*** RECORDS Section Begins ***
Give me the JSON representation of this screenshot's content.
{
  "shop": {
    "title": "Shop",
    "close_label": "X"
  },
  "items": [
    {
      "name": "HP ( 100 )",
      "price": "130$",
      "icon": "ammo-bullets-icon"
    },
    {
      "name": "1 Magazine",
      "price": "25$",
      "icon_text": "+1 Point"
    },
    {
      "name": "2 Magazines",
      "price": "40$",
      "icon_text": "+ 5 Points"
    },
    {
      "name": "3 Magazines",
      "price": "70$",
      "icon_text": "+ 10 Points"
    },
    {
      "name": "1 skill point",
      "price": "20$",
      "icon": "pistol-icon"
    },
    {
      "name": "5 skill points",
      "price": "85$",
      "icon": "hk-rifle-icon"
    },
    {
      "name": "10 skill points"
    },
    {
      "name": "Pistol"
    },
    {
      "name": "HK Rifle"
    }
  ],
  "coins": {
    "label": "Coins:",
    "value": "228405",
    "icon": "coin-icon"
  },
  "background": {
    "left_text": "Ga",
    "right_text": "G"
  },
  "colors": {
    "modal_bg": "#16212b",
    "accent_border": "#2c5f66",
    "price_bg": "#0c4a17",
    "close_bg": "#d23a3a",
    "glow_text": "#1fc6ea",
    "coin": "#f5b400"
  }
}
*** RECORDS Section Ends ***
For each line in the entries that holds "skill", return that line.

> ANSWER
      "name": "1 skill point",
      "name": "5 skill points",
      "name": "10 skill points"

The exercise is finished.